Black students made up some ground on their white counterparts in most states, says the Department of Education's Institute of Education Sciences. The report, Achievement Gaps: The Nation's Report Card, is the first major study released on the schools since President Obama took office.

That's the good news, reports NPR's Claudio Sanchez, and it's based on test results from the early 1990s to 2007. Sanchez says that significant gains for fourth- and eighth-graders came in reading and math, but that African-American kids still trail by 26 to 31 points. More from him:

Though the black-white gap in math among fourth graders narrowed in 15 states, only three states closed the gap in reading among fourth graders. Not a single state narrowed the reading gap among eighth graders. Bottom line? The overall academic gap between blacks and whites persists in every state where data was available.

The biggest achievement gaps used to be in Southern states. Now they're in Northern and Midwestern ones.

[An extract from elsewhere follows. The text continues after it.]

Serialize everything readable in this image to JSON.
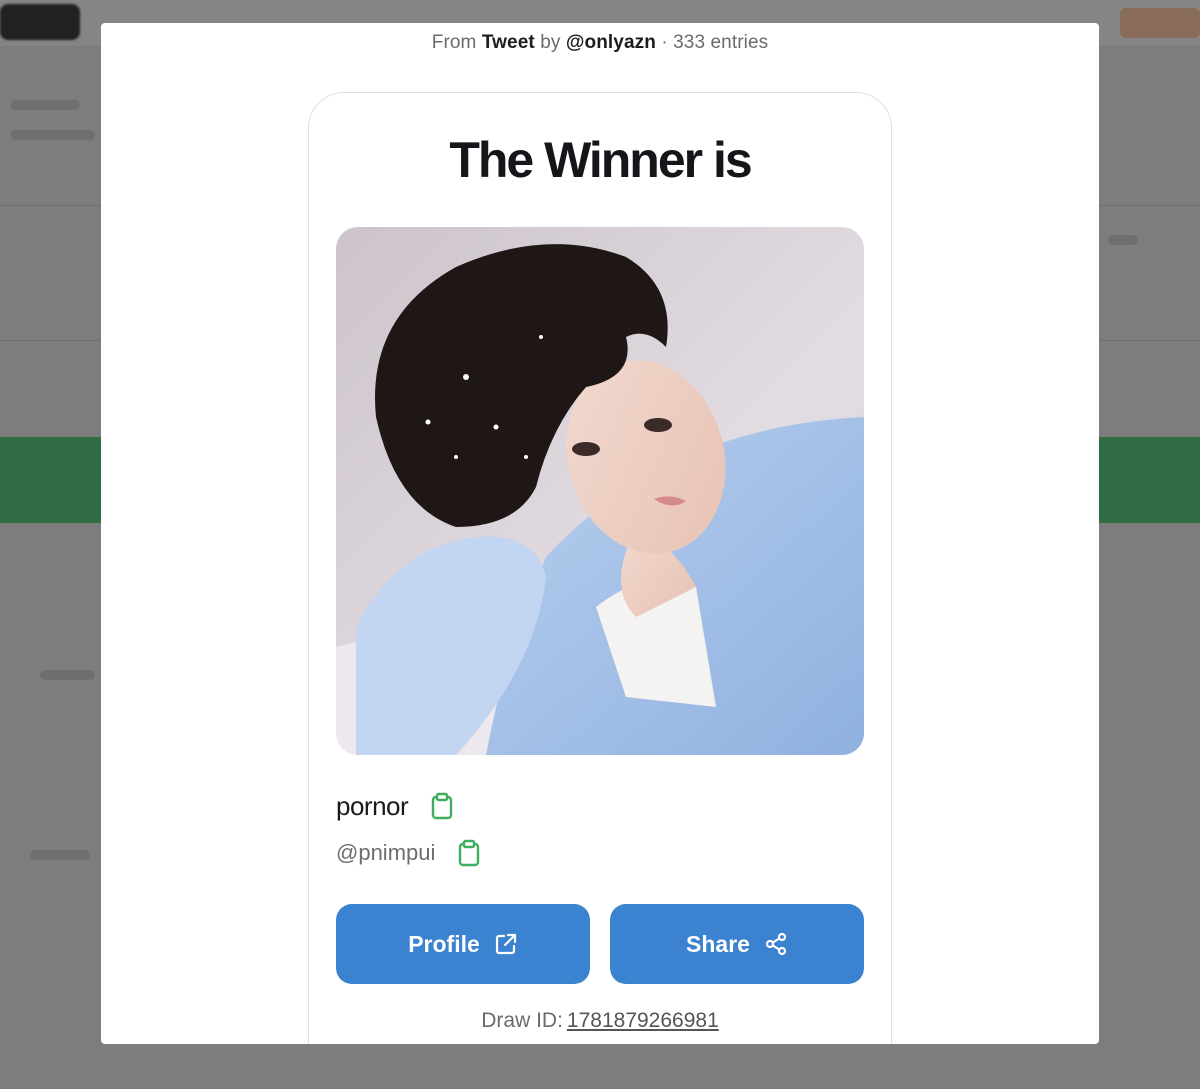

Bonus: The Measure of America's Common Good Forecaster, which lets you track the effects of education on income and and life expectancy.